Among the entries below, copy every line that carries the word "System".

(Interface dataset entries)
[Start of section]

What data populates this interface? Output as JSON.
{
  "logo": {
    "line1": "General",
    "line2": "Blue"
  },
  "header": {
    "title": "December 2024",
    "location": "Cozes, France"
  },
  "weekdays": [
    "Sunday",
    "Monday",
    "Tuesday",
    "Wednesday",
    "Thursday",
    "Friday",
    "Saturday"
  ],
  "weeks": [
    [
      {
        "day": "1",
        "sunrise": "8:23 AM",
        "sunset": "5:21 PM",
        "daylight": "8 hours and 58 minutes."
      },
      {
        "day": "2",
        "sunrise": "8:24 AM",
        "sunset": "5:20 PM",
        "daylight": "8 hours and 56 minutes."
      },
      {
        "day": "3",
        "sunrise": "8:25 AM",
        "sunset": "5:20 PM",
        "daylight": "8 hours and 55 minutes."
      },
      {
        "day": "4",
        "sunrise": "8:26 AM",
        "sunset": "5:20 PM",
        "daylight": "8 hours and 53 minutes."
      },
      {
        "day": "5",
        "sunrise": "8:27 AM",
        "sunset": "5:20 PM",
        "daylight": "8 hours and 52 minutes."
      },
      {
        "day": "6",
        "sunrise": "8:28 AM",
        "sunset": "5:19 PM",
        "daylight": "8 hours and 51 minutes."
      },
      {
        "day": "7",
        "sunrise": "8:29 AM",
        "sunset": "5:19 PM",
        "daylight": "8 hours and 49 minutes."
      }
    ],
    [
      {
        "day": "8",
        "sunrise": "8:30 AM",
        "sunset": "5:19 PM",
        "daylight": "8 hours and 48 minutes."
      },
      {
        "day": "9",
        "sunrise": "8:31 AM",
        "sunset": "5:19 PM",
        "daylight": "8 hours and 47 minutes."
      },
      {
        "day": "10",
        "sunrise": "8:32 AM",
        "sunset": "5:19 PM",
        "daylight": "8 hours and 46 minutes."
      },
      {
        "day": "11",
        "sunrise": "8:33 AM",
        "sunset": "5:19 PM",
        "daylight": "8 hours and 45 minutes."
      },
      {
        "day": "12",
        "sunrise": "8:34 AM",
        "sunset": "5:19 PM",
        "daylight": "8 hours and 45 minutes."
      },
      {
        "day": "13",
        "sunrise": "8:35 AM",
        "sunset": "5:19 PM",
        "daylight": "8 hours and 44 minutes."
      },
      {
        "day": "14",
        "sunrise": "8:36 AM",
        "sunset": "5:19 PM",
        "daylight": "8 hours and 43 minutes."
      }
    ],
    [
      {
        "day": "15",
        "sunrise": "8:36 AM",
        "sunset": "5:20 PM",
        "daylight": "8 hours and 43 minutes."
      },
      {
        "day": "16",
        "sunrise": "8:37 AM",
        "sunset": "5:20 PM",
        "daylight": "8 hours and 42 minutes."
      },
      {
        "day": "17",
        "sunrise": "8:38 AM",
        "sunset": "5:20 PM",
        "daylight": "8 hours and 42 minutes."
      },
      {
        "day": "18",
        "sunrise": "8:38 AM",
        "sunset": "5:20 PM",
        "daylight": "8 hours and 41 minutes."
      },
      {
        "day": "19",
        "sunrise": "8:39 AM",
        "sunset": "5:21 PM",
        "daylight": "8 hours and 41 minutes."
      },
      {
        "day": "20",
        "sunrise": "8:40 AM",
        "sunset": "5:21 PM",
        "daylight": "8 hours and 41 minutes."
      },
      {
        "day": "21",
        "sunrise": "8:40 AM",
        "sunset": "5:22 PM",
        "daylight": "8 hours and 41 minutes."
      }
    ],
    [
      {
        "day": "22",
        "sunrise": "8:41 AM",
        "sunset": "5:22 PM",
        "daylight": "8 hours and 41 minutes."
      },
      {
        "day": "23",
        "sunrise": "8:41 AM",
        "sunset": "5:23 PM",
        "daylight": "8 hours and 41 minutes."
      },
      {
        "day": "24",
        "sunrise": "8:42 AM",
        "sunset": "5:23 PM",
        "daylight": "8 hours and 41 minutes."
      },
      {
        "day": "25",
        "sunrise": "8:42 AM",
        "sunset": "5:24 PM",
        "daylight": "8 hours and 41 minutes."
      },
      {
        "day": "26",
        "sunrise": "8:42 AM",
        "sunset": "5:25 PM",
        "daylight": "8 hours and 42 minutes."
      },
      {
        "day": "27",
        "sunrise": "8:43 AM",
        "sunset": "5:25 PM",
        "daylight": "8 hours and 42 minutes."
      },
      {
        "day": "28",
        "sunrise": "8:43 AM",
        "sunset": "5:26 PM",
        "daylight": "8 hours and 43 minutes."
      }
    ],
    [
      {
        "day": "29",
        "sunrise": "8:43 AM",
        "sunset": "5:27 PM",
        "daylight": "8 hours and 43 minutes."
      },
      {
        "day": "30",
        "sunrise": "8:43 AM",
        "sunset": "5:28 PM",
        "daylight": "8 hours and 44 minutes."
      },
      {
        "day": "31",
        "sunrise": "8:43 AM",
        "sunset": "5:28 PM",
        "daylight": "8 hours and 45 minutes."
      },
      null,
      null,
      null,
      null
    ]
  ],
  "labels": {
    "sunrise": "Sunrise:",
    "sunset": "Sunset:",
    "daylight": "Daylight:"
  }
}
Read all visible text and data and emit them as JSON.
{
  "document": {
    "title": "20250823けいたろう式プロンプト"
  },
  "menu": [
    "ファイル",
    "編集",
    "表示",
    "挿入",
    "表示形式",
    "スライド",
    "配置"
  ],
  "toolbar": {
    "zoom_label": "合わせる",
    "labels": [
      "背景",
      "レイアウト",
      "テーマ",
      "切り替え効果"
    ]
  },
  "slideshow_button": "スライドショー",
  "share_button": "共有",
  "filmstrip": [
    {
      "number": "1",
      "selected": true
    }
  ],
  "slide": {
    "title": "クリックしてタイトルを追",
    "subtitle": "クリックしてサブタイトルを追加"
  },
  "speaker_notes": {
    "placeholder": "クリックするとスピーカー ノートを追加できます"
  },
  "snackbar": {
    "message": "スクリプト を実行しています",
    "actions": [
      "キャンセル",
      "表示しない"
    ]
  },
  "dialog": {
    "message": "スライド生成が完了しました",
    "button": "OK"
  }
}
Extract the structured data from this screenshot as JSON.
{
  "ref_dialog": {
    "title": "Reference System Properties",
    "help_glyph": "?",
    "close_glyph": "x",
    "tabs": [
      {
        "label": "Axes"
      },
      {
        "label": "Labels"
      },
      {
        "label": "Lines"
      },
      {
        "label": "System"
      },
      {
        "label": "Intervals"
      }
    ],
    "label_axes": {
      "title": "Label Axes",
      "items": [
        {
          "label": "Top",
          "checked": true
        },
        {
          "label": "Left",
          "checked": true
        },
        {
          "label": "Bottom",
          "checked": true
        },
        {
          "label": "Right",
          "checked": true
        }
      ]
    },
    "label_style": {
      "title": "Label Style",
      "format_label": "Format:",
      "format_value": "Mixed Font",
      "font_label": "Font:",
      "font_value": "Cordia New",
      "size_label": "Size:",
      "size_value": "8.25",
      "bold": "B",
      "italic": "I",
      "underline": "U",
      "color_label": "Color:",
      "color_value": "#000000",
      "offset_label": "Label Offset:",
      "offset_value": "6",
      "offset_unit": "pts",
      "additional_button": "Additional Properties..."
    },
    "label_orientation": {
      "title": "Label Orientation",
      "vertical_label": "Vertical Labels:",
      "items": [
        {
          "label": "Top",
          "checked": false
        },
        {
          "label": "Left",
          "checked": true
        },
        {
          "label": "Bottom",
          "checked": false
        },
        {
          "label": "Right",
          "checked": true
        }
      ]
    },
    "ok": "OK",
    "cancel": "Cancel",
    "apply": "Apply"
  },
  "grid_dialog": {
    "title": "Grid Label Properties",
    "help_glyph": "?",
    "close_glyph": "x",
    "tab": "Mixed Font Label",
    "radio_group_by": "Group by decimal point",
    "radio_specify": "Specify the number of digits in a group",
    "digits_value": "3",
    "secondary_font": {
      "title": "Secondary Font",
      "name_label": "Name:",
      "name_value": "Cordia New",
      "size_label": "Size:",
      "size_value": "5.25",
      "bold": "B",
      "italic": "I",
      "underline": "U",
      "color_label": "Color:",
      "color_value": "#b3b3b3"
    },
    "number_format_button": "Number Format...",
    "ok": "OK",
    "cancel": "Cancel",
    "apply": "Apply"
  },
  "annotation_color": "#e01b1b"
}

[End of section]

> REPLY:
    "title": "Reference System Properties",
        "label": "System"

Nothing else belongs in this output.